Thomas Thorild

Thomas Thorild (Svarteborg, Bohuslän, 18 April 1759 – Greifswald, Swedish Pomerania, 1 October 1808), was a Swedish poet, critic, feminist and philosopher. He was noted for his early support of women's rights. In his 1793 treatise Om kvinnokönets naturliga höghet he advocated gender equality.

Thomas Thorild

He was born in Svarteborg, Sweden and died at Greifswald, which was then Swedish Pomerania, and is now part of the German state of Mecklenburg-Vorpommern. His original name was Thomas Thorén and he studied at Lund University in Sweden and worked or studied at the University of Greifswald in Germany.

Thorild was a supporter of the Sturm und Drang movement and considered an opponent of French-inspired classicism. In 1795 he became a professor and librarian at the University of Greifswald.

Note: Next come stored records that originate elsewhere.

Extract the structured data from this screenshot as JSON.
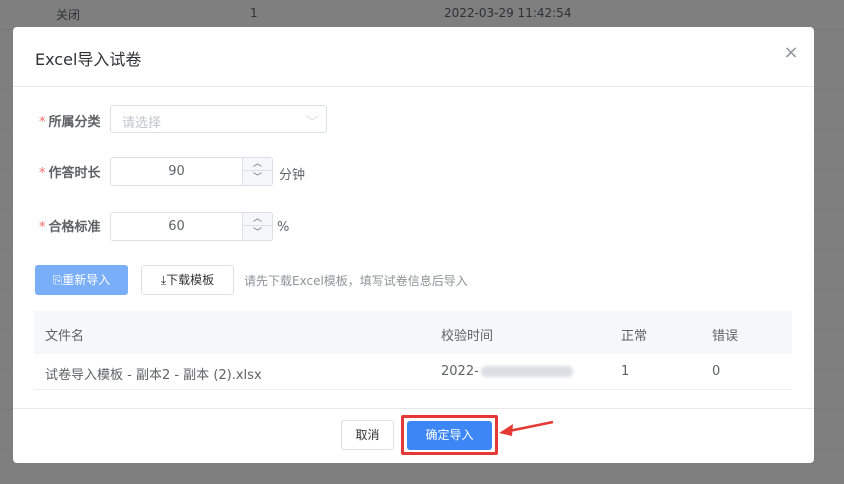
{
  "background": {
    "row": {
      "status": "关闭",
      "count": "1",
      "time": "2022-03-29 11:42:54"
    }
  },
  "modal": {
    "title": "Excel导入试卷",
    "close_icon": "×",
    "category": {
      "label": "所属分类",
      "placeholder": "请选择"
    },
    "duration": {
      "label": "作答时长",
      "value": "90",
      "unit": "分钟"
    },
    "pass_score": {
      "label": "合格标准",
      "value": "60",
      "unit": "%"
    },
    "required_mark": "*",
    "reimport_button": "重新导入",
    "download_button": "下载模板",
    "hint": "请先下载Excel模板，填写试卷信息后导入",
    "table": {
      "headers": [
        "文件名",
        "校验时间",
        "正常",
        "错误"
      ],
      "rows": [
        {
          "file": "试卷导入模板 - 副本2 - 副本 (2).xlsx",
          "time": "2022-",
          "ok": "1",
          "error": "0"
        }
      ]
    },
    "cancel_button": "取消",
    "confirm_button": "确定导入"
  },
  "colors": {
    "primary": "#3d86f6",
    "primary_light": "#79aef8",
    "required": "#f56c6c",
    "highlight": "#e53935"
  },
  "icons": [
    "close-icon",
    "chevron-down-icon",
    "chevron-up-icon",
    "import-icon",
    "download-icon",
    "arrow-annotation-icon"
  ]
}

He was an important member of the cultural elite in Stockholm during the Gustavian era. He was popular among women because of his beauty and because of his ideas of gender equality; he aroused much attention with his idea, that just as a man was seen as a person first, and as a man (a gender and sexual object) second, a woman, who was seen as a gender and sexual object first and as a person second, should have the right to be seen upon the same way: "Just as foolish as it is to regard a woman only in the capacity of a SHE, it would be to regard a man only in the capacity of a HE".

In Uppsala University's main building from 1887 is Thorild cited above the entrance to the auditorium:

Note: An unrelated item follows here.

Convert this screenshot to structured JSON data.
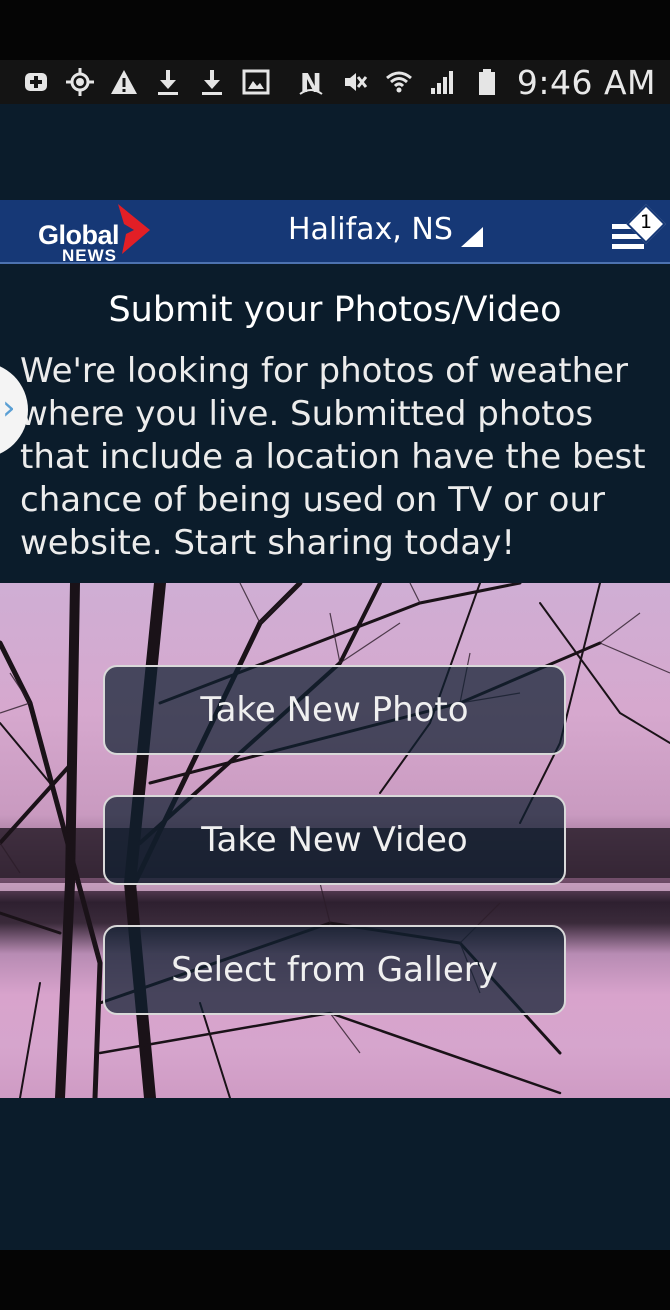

"Thinking freely is great

But thinking right is bigger"

Thorildsplan in Stockholm is named after him.

WorksEdit

English language

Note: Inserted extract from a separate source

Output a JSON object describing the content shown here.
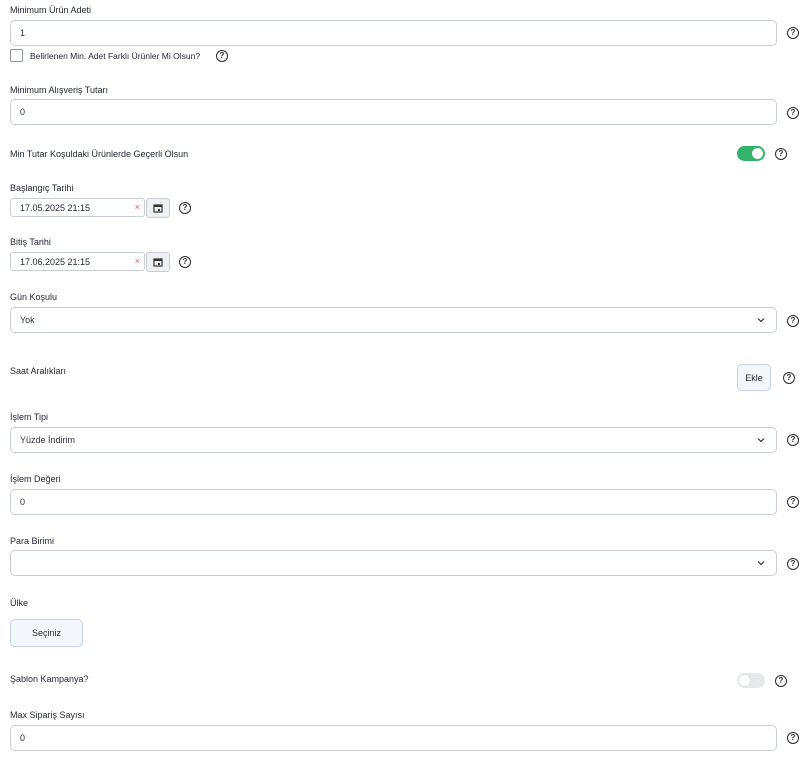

  • The sermon of sermons on the impiety of priests and the fall of religion." 1789
  • True heavenly religion restored and demonstrated upon eternal principles : With a call to Christians of higher sense. 1790

ReferencesEdit

  • Herman Lindqvist, Historien om Sverige. Gustavs dagar (The History of Sweden. The days of Gustav III)
  • Mortensen, B.M.E. (1953), "Thorild, Thomas", in Steinberg, Sigfrid H. (ed.), Cassell's Encyclopedia of World Literature, London: Cassell, OCLC 874557477.